UTK Current Student
Amira Nailah Kahinde Cornish
Amira Nailah Kahinde Cornish was born on February 10, 1996 in Columbus, Ohio where she was raised. Amira was homeschooled through 4th grade and enrolled in public school from 5th-12th grade. She grew up participating in competitive cheerleading, basketball, and track. When asked what first sparked her interest in science, she recounted a camp experience where she made ice cream from scratch with the goal of understanding the chemistry behind using salt to lower the freezing point of water, a vital step to making ice cream and keeping our roads drivable during winter weather. After graduating from high school in 2014, Amira was admitted to Spelman College in Atlanta, Georgia which has been ranked as the number one HBCU (Historically Black Colleges and Universities) for thirteen years in a row. During her time at Spelman College, Amira took advantage of several research opportunities to explore her interests in science, specifically Biology. The first project she worked on was researching the psychology of child development. Though she enjoyed the work, she wanted to research more on biological factors which led to her second research project of studying Shiga-like toxin receptor sites in organisms. The last research project she worked on as an undergraduate was researching invasive and non-invasive insects as they relate to natural disasters. This was her first experience working with insects and helped focus her research interests when she was considering graduate programs to pursue.
While finishing her undergraduate career, Amira says the University of Tennessee Knoxville kept coming up in her browsing, and she was very interested in potential projects to work on within the department of Entomology and Plant Pathology. When she visited UT and met with her now advisor, Dr. Jerome Grant, she fondly remembered an outreach event in the UT Auditorium for children to attend to learn about insects. Amira began her graduate studies in the Fall of 2019 and is actively researching how to mitigate Crapemyrtle bark scale (CMBS), Acanthococcus (= Eriococcus) lagerstroemiae (Kuwana), an invasive pest from Asia that is a threat to the ornamental nursery industry, homeowners, and landscapers in the U.S. before it becomes an economic barrier for crape myrtle production and growth. Outside of the actual research she does, Amira is passionate about community outreach and engagement. During her research, Amira is frequently visiting neighborhoods in TN to assess signs of CMBS. This has prompted several opportunities for Amira to share with kids, teens, and adults what she is doing, why it’s important, and answer any questions they may have.

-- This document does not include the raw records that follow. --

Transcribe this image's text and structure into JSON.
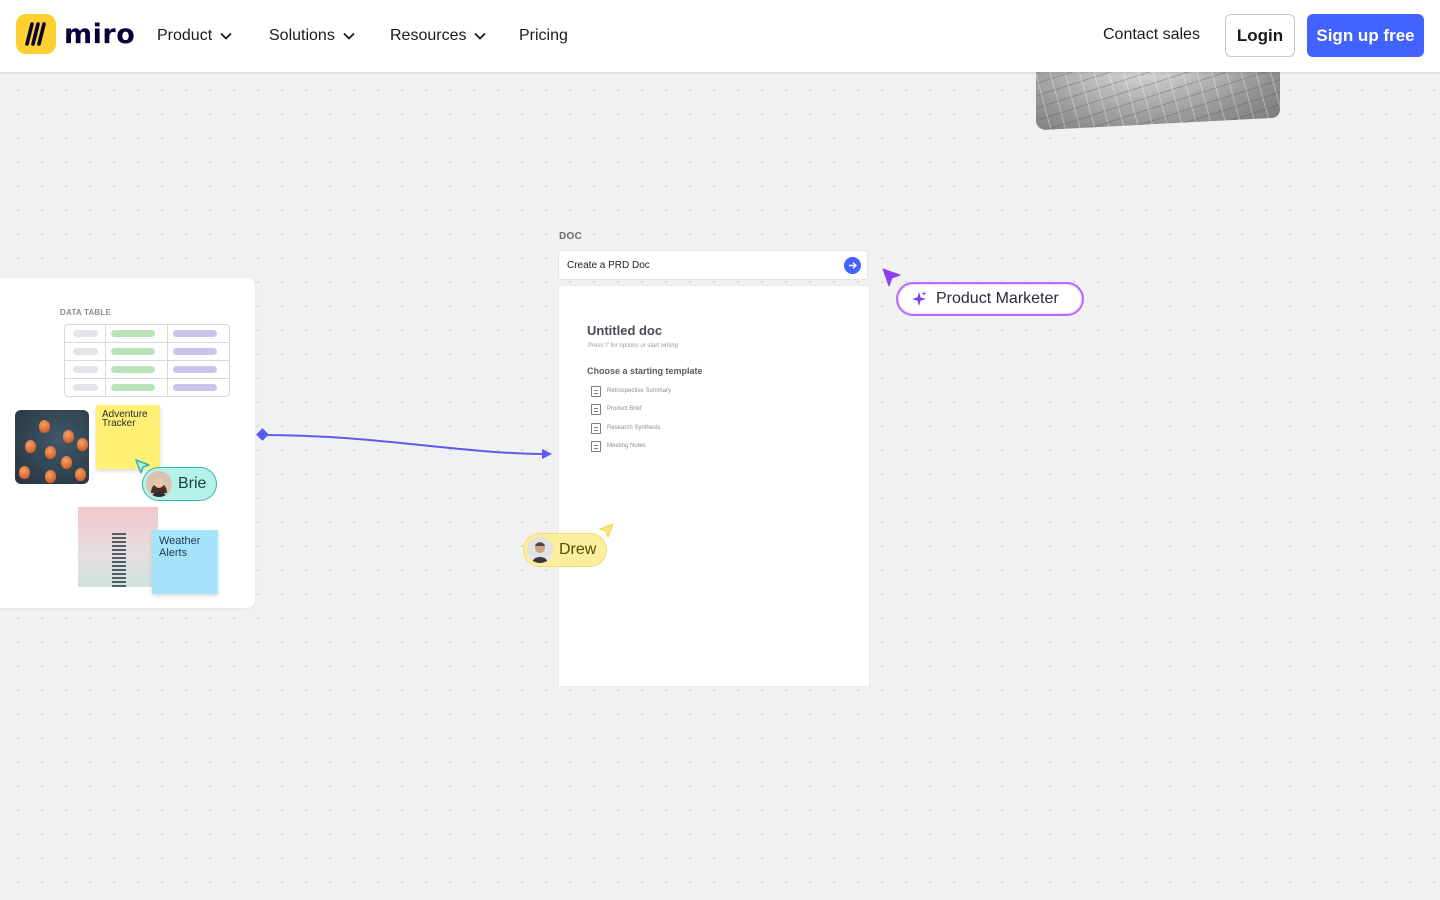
{
  "header": {
    "logo_text": "miro",
    "nav": [
      {
        "label": "Product"
      },
      {
        "label": "Solutions"
      },
      {
        "label": "Resources"
      },
      {
        "label": "Pricing"
      }
    ],
    "contact_label": "Contact sales",
    "login_label": "Login",
    "signup_label": "Sign up free"
  },
  "board": {
    "data_table_label": "DATA TABLE",
    "sticky_yellow": "Adventure Tracker",
    "sticky_blue": "Weather Alerts"
  },
  "doc": {
    "label": "DOC",
    "prompt": "Create a PRD Doc",
    "title": "Untitled doc",
    "subtitle": "Press '/' for options or start writing",
    "choose": "Choose a starting template",
    "templates": [
      "Retrospective Summary",
      "Product Brief",
      "Research Synthesis",
      "Meeting Notes"
    ]
  },
  "cursors": {
    "brie": "Brie",
    "drew": "Drew",
    "ai": "Product Marketer"
  },
  "colors": {
    "brand_yellow": "#ffd02f",
    "accent_blue": "#4262ff",
    "connector": "#5b5bf0",
    "ai_purple": "#b36dff"
  },
  "icons": [
    "chevron-down-icon",
    "arrow-right-icon",
    "sparkle-icon",
    "document-icon",
    "cursor-icon"
  ]
}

Another perk to moving to Knoxville, TN is being in the Appalachian Mountains. When not hunting in neighborhoods for CMBS, Amira enjoys getting outdoors with her pitbull, Star, pictured left.